**Component data from apps and pages:**
________________________________________
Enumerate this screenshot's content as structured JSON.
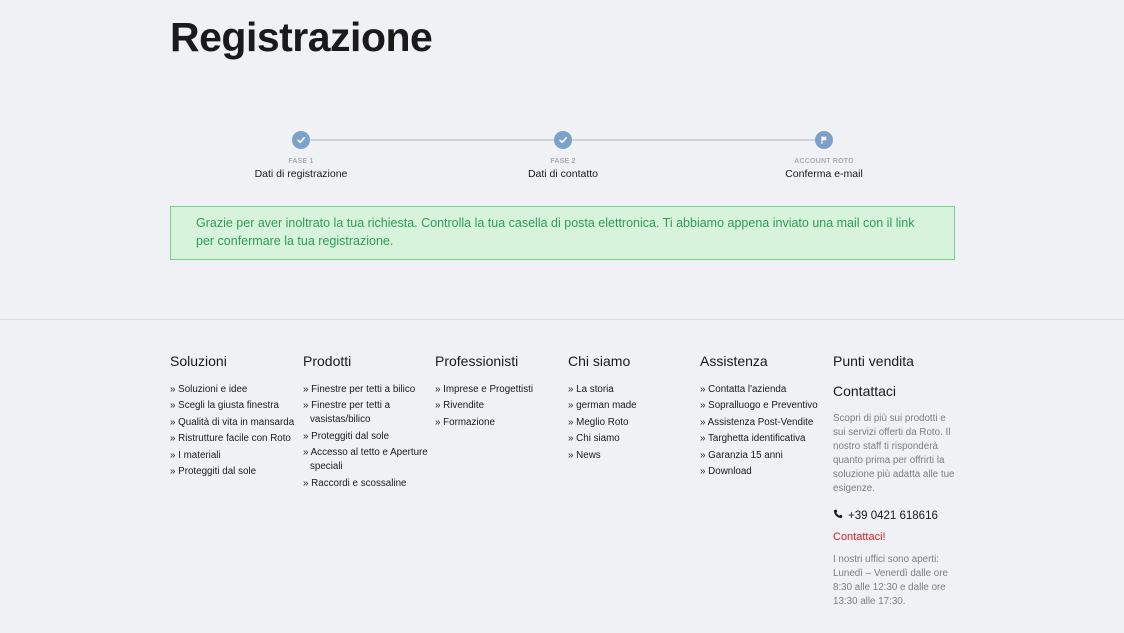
{
  "page": {
    "title": "Registrazione"
  },
  "steps": [
    {
      "phase": "FASE 1",
      "name": "Dati di registrazione",
      "icon": "check-icon"
    },
    {
      "phase": "FASE 2",
      "name": "Dati di contatto",
      "icon": "check-icon"
    },
    {
      "phase": "ACCOUNT ROTO",
      "name": "Conferma e-mail",
      "icon": "flag-icon"
    }
  ],
  "alert": {
    "text": "Grazie per aver inoltrato la tua richiesta. Controlla la tua casella di posta elettronica. Ti abbiamo appena inviato una mail con il link per confermare la tua registrazione."
  },
  "footer": {
    "soluzioni": {
      "title": "Soluzioni",
      "items": [
        "Soluzioni e idee",
        "Scegli la giusta finestra",
        "Qualità di vita in mansarda",
        "Ristrutture facile con Roto",
        "I materiali",
        "Proteggiti dal sole"
      ]
    },
    "prodotti": {
      "title": "Prodotti",
      "items": [
        "Finestre per tetti a bilico",
        "Finestre per tetti a vasistas/bilico",
        "Proteggiti dal sole",
        "Accesso al tetto e Aperture speciali",
        "Raccordi e scossaline"
      ]
    },
    "professionisti": {
      "title": "Professionisti",
      "items": [
        "Imprese e Progettisti",
        "Rivendite",
        "Formazione"
      ]
    },
    "chisiamo": {
      "title": "Chi siamo",
      "items": [
        "La storia",
        "german made",
        "Meglio Roto",
        "Chi siamo",
        "News"
      ]
    },
    "assistenza": {
      "title": "Assistenza",
      "items": [
        "Contatta l'azienda",
        "Sopralluogo e Preventivo",
        "Assistenza Post-Vendite",
        "Targhetta identificativa",
        "Garanzia 15 anni",
        "Download"
      ]
    },
    "punti": {
      "title": "Punti vendita",
      "contact_title": "Contattaci",
      "description": "Scopri di più sui prodotti e sui servizi offerti da Roto. Il nostro staff ti risponderà quanto prima per offrirti la soluzione più adatta alle tue esigenze.",
      "phone": "+39 0421 618616",
      "contact_link": "Contattaci!",
      "hours": "I nostri uffici sono aperti: Lunedì – Venerdì dalle ore 8:30 alle 12:30 e dalle ore 13:30 alle 17:30."
    }
  },
  "colors": {
    "accent_blue": "#7ca1c9",
    "alert_bg": "#d8f3dc",
    "alert_text": "#2e9c55",
    "link_red": "#d4222c"
  }
}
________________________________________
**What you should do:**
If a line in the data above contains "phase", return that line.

**Task answer:**
      "phase": "FASE 1",
      "phase": "FASE 2",
      "phase": "ACCOUNT ROTO",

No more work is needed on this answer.